Variability of ice sheet thickness and water temperature in Arctic major rivers

Monday, 15 December 2014
Hotaek PARK, JAMSTEC, Yokosuka, Japan, Yasuhiro Yoshikawa, Kitami Institute of Technology, Kitami, Japan and Kazuhiro Oshima, Japan Agency for Marine-Earth Science & Technology, Yokosuka, Japan

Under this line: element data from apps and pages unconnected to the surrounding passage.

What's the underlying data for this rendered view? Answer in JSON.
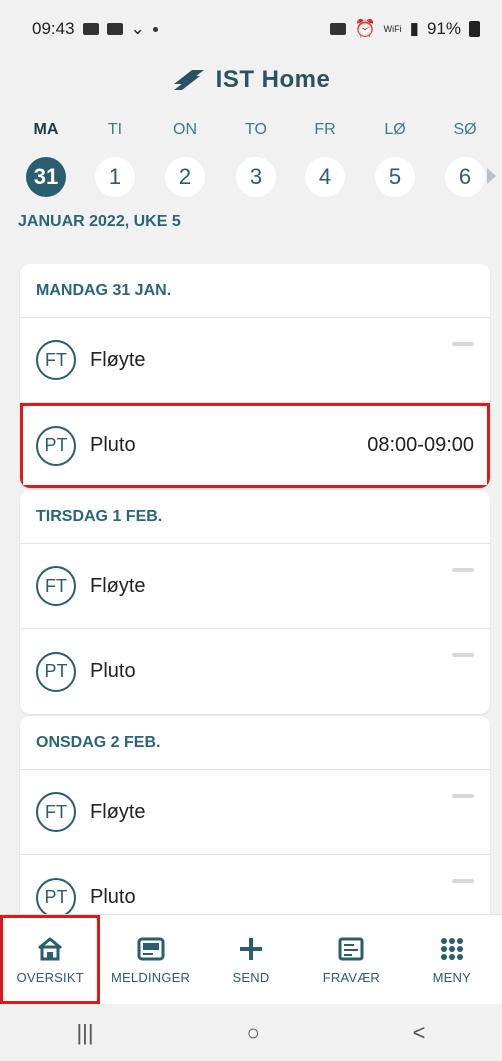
{
  "status_bar": {
    "time": "09:43",
    "battery": "91%",
    "wifi_label": "WiFi"
  },
  "app": {
    "logo_text": "IST Home"
  },
  "week": {
    "days": [
      {
        "label": "MA",
        "date": "31",
        "active": true
      },
      {
        "label": "TI",
        "date": "1",
        "active": false
      },
      {
        "label": "ON",
        "date": "2",
        "active": false
      },
      {
        "label": "TO",
        "date": "3",
        "active": false
      },
      {
        "label": "FR",
        "date": "4",
        "active": false
      },
      {
        "label": "LØ",
        "date": "5",
        "active": false
      },
      {
        "label": "SØ",
        "date": "6",
        "active": false
      }
    ],
    "title": "JANUAR 2022, UKE 5"
  },
  "cards": [
    {
      "header": "MANDAG 31 JAN.",
      "rows": [
        {
          "initials": "FT",
          "subject": "Fløyte",
          "time": ""
        },
        {
          "initials": "PT",
          "subject": "Pluto",
          "time": "08:00-09:00"
        }
      ]
    },
    {
      "header": "TIRSDAG 1 FEB.",
      "rows": [
        {
          "initials": "FT",
          "subject": "Fløyte",
          "time": ""
        },
        {
          "initials": "PT",
          "subject": "Pluto",
          "time": ""
        }
      ]
    },
    {
      "header": "ONSDAG 2 FEB.",
      "rows": [
        {
          "initials": "FT",
          "subject": "Fløyte",
          "time": ""
        },
        {
          "initials": "PT",
          "subject": "Pluto",
          "time": ""
        }
      ]
    }
  ],
  "bottom_nav": [
    {
      "label": "OVERSIKT",
      "icon": "home-icon"
    },
    {
      "label": "MELDINGER",
      "icon": "message-icon"
    },
    {
      "label": "SEND",
      "icon": "plus-icon"
    },
    {
      "label": "FRAVÆR",
      "icon": "document-icon"
    },
    {
      "label": "MENY",
      "icon": "grid-icon"
    }
  ],
  "system_nav": {
    "recents": "|||",
    "home": "○",
    "back": "<"
  },
  "colors": {
    "primary": "#2a5d6e",
    "accent_text": "#2a6578",
    "highlight": "#e01818",
    "background": "#f1f1f1"
  }
}
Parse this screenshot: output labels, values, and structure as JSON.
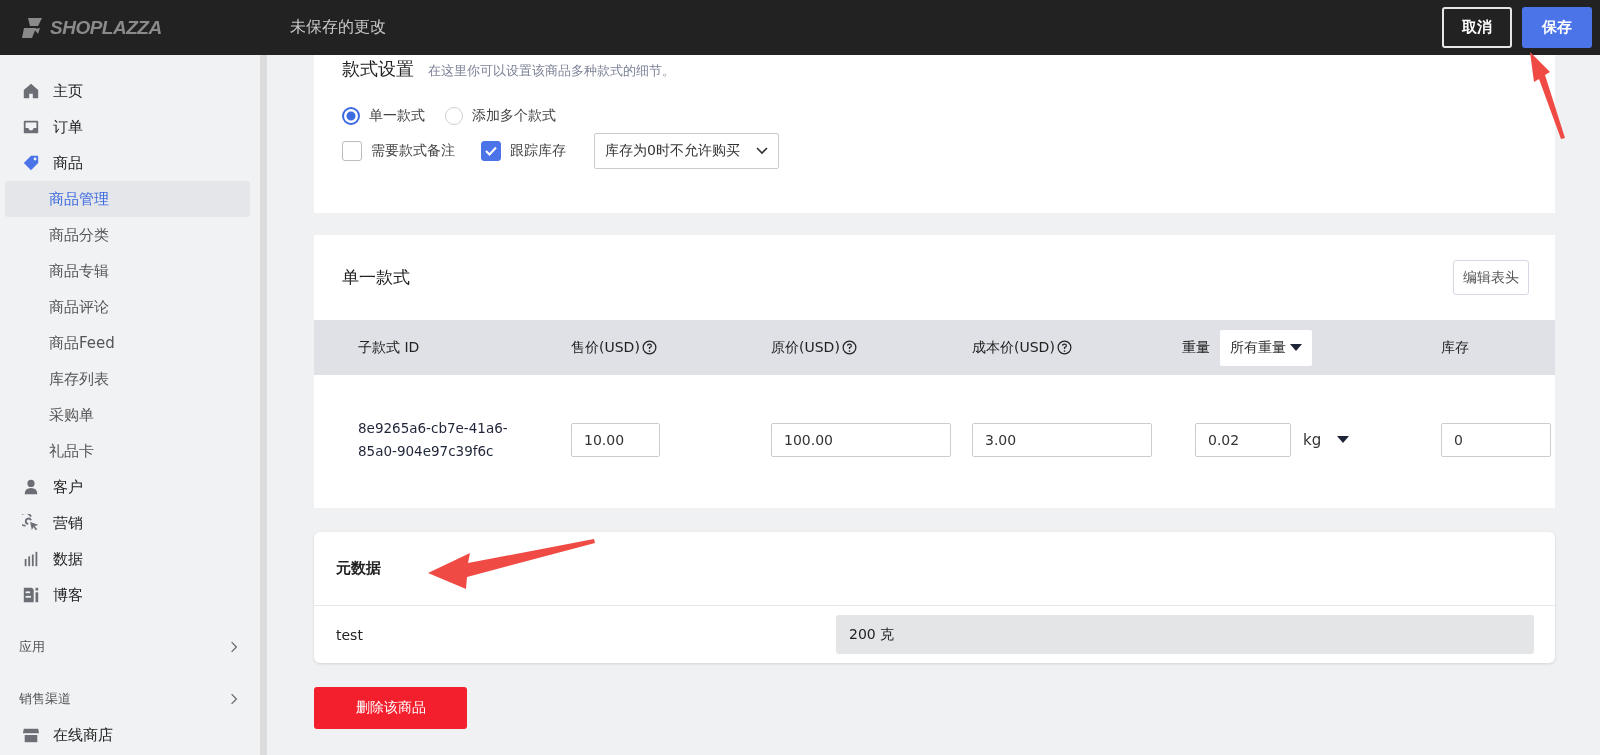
{
  "topbar": {
    "logo": "SHOPLAZZA",
    "title": "未保存的更改",
    "buttons": [
      {
        "label": "取消",
        "kind": "secondary"
      },
      {
        "label": "保存",
        "kind": "primary"
      }
    ]
  },
  "sidebar": {
    "items": [
      {
        "label": "主页",
        "selected": false
      },
      {
        "label": "订单",
        "selected": false
      },
      {
        "label": "商品",
        "selected": true,
        "children": [
          {
            "label": "商品管理",
            "selected": true
          },
          {
            "label": "商品分类",
            "selected": false
          },
          {
            "label": "商品专辑",
            "selected": false
          },
          {
            "label": "商品评论",
            "selected": false
          },
          {
            "label": "商品Feed",
            "selected": false
          },
          {
            "label": "库存列表",
            "selected": false
          },
          {
            "label": "采购单",
            "selected": false
          },
          {
            "label": "礼品卡",
            "selected": false
          }
        ]
      },
      {
        "label": "客户",
        "selected": false
      },
      {
        "label": "营销",
        "selected": false
      },
      {
        "label": "数据",
        "selected": false
      },
      {
        "label": "博客",
        "selected": false
      }
    ],
    "sections": [
      {
        "label": "应用"
      },
      {
        "label": "销售渠道",
        "items": [
          {
            "label": "在线商店",
            "selected": false
          }
        ]
      }
    ]
  },
  "variant_settings": {
    "title": "款式设置",
    "hint": "在这里你可以设置该商品多种款式的细节。",
    "options": [
      {
        "label": "单一款式",
        "selected": true
      },
      {
        "label": "添加多个款式",
        "selected": false
      }
    ],
    "checkboxes": [
      {
        "label": "需要款式备注",
        "checked": false
      },
      {
        "label": "跟踪库存",
        "checked": true
      }
    ],
    "inventory_policy": "库存为0时不允许购买"
  },
  "single_variant": {
    "title": "单一款式",
    "edit_button": "编辑表头",
    "columns": [
      {
        "label": "子款式 ID",
        "kind": "plain"
      },
      {
        "label": "售价(USD)",
        "kind": "help"
      },
      {
        "label": "原价(USD)",
        "kind": "help"
      },
      {
        "label": "成本价(USD)",
        "kind": "help"
      },
      {
        "label": "重量",
        "kind": "filter",
        "filter": "所有重量"
      },
      {
        "label": "库存",
        "kind": "plain"
      }
    ],
    "row": {
      "id": "8e9265a6-cb7e-41a6-85a0-904e97c39f6c",
      "price": "10.00",
      "compare_price": "100.00",
      "cost": "3.00",
      "weight": "0.02",
      "weight_unit": "kg",
      "stock": "0"
    }
  },
  "metafields": {
    "title": "元数据",
    "rows": [
      {
        "key": "test",
        "value": "200 克"
      }
    ]
  },
  "delete_button": "删除该商品"
}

Increasing river discharge to the Arctic Ocean is a very significant change in the Arctic system. Increase in surface temperature in the Arctic over the past decades was exceptionally higher in the history of arctic observations. The increased temperature resulted in changes in ice freezing and melting and water temperature in Arctic rivers. However, there are significant knowledge gaps in our understanding of the river-ice dynamics and river water temperature. Therefore, we assessed changes in ice sheet thickness, the timing of ice freezing and melting, and water temperature in Arctic major rivers during the period 1979–2009, based on observations and a hydrological model. The model can estimate ice thickness and water temperature using air temperature, snow depth, and river discharge. The calculated ice thickness and water temperature were compared with observations, showing generally significant correlations. The observed and calculated maximum ice thickness indicated decreasing trends at the outlet and inner points of rivers. The timing of ice breakup was also advanced. These changes were mostly significant during the recent three decades when the increase in air temperature was significant. The model also estimated increasing water temperatures, which is consistent with the observations. The warming of water temperature suggests influences on heat budget in the Arctic Ocean. This study validated the applicability for river-ice calculation of the hydrological model, and the model simulation provided useful information relating to the changing river-ice environments in the Arctic rivers.